Mashiri, M., Munthali, A., Porter, G., Abane, A., Robson, E., Hampshire, K., Tanle, A.

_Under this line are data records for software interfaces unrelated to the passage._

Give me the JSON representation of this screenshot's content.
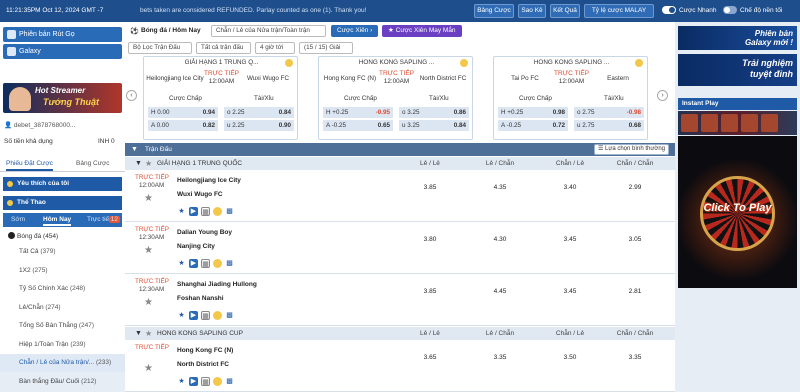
{
  "topbar": {
    "time": "11:21:35PM Oct 12, 2024 GMT -7",
    "marquee": "bets taken are considered REFUNDED. Parlay counted as one (1). Thank you!",
    "buttons": [
      "Bảng Cược",
      "Sao Kê",
      "Kết Quả",
      "Tỷ lệ cược MALAY"
    ],
    "toggle_fast": "Cược Nhanh",
    "toggle_night": "Chế độ nền tối"
  },
  "left": {
    "pill1": "Phiên bản Rút Gọ",
    "pill2": "Galaxy",
    "promo_line1": "Hot Streamer",
    "promo_line2": "Tướng Thuật",
    "username": "debet_3878768000...",
    "credit_label": "Số tiền khả dụng",
    "credit_value": "INH 0",
    "slip_tab1": "Phiếu Đặt Cược",
    "slip_tab2": "Bảng Cược",
    "favorites": "Yêu thích của tôi",
    "sports": "Thể Thao",
    "time_tabs": [
      "Sớm",
      "Hôm Nay",
      "Trực tiếp"
    ],
    "live_badge": "12",
    "soccer": "Bóng đá",
    "soccer_count": "(454)",
    "menu": [
      {
        "label": "Tất Cả",
        "count": "(379)"
      },
      {
        "label": "1X2",
        "count": "(275)"
      },
      {
        "label": "Tỷ Số Chính Xác",
        "count": "(248)"
      },
      {
        "label": "Lẻ/Chẵn",
        "count": "(274)"
      },
      {
        "label": "Tổng Số Bàn Thắng",
        "count": "(247)"
      },
      {
        "label": "Hiệp 1/Toàn Trận",
        "count": "(239)"
      },
      {
        "label": "Chẵn / Lẻ của Nửa trận/...",
        "count": "(233)"
      },
      {
        "label": "Bàn thắng Đầu/ Cuối",
        "count": "(212)"
      }
    ]
  },
  "center": {
    "title": "Bóng đá / Hôm Nay",
    "market_dd": "Chẵn / Lẻ của Nửa trận/Toàn trận",
    "btn_parlay": "Cược Xiên",
    "btn_lucky": "Cược Xiên May Mắn",
    "filter_league": "Bộ Lọc Trận Đấu",
    "filter_all": "Tất cả trận đấu",
    "filter_hours": "4 giờ tới",
    "filter_count": "(15 / 15) Giải",
    "cards": [
      {
        "league": "GIẢI HẠNG 1 TRUNG Q...",
        "status": "TRỰC TIẾP",
        "time": "12:00AM",
        "home": "Heilongjiang Ice City",
        "away": "Wuxi Wugo FC",
        "hdr_hc": "Cược Chấp",
        "hdr_ou": "Tài/Xỉu",
        "rows": [
          [
            "H 0.00",
            "0.94",
            "o 2.25",
            "0.84"
          ],
          [
            "A 0.00",
            "0.82",
            "u 2.25",
            "0.90"
          ]
        ]
      },
      {
        "league": "HONG KONG SAPLING ...",
        "status": "TRỰC TIẾP",
        "time": "12:00AM",
        "home": "Hong Kong FC (N)",
        "away": "North District FC",
        "hdr_hc": "Cược Chấp",
        "hdr_ou": "Tài/Xỉu",
        "rows": [
          [
            "H +0.25",
            "-0.95",
            "o 3.25",
            "0.86"
          ],
          [
            "A -0.25",
            "0.65",
            "u 3.25",
            "0.84"
          ]
        ]
      },
      {
        "league": "HONG KONG SAPLING ...",
        "status": "TRỰC TIẾP",
        "time": "12:00AM",
        "home": "Tai Po FC",
        "away": "Eastern",
        "hdr_hc": "Cược Chấp",
        "hdr_ou": "Tài/Xỉu",
        "rows": [
          [
            "H +0.25",
            "0.98",
            "o 2.75",
            "-0.98"
          ],
          [
            "A -0.25",
            "0.72",
            "u 2.75",
            "0.68"
          ]
        ]
      }
    ],
    "match_header": "Trận Đấu",
    "sort_label": "Lựa chọn bình thường",
    "col_labels": [
      "Lẻ / Lẻ",
      "Lẻ / Chẵn",
      "Chẵn / Lẻ",
      "Chẵn / Chẵn"
    ],
    "leagues": [
      {
        "name": "GIẢI HẠNG 1 TRUNG QUỐC",
        "matches": [
          {
            "status": "TRỰC TIẾP",
            "time": "12:00AM",
            "home": "Heilongjiang Ice City",
            "away": "Wuxi Wugo FC",
            "odds": [
              "3.85",
              "4.35",
              "3.40",
              "2.99"
            ]
          },
          {
            "status": "TRỰC TIẾP",
            "time": "12:30AM",
            "home": "Dalian Young Boy",
            "away": "Nanjing City",
            "odds": [
              "3.80",
              "4.30",
              "3.45",
              "3.05"
            ]
          },
          {
            "status": "TRỰC TIẾP",
            "time": "12:30AM",
            "home": "Shanghai Jiading Hullong",
            "away": "Foshan Nanshi",
            "odds": [
              "3.85",
              "4.45",
              "3.45",
              "2.81"
            ]
          }
        ]
      },
      {
        "name": "HONG KONG SAPLING CUP",
        "matches": [
          {
            "status": "TRỰC TIẾP",
            "time": "",
            "home": "Hong Kong FC (N)",
            "away": "North District FC",
            "odds": [
              "3.65",
              "3.35",
              "3.50",
              "3.35"
            ]
          }
        ]
      }
    ]
  },
  "right": {
    "banner1_line1": "Phiên bản",
    "banner1_line2": "Galaxy mới !",
    "banner2_line1": "Trải nghiệm",
    "banner2_line2": "tuyệt đỉnh",
    "instant_play": "Instant Play",
    "casino_cta": "Click To Play"
  },
  "colors": {
    "accent": "#1f5aa6",
    "live": "#e04b2f",
    "topbar": "#1e4e8c",
    "league_bar": "#4d6f98"
  }
}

This paper explores young people’s experiences and perceptions of mobility and mobility constraints in poorer urban areas of Ghana, Malawi and South Africa within the specific context of inter-generational relations. Drawing principally on qualitative research findings from a study involving both adult and child researchers, our aim is to chart the diversities and commonalities of urban young people’s mobility experiences in the everyday – how they use and experience the city – developing a comparative perspective across three urban study sites which links young people’s mobility with the power relations that operate to shape their movements in individual locations. In particular, we consider how positive and negative images of young people’s mobility play out in terms of the inter-generational frictions and negotiations generated by their mobility performances. We also reflect on the developmental implications, in terms of young people’s access to services and income and their participation in the social networks and peer culture which may shape their life trajectories. Three themes are explored in detail: mobility as challenge, mobility as temptation and mobility control.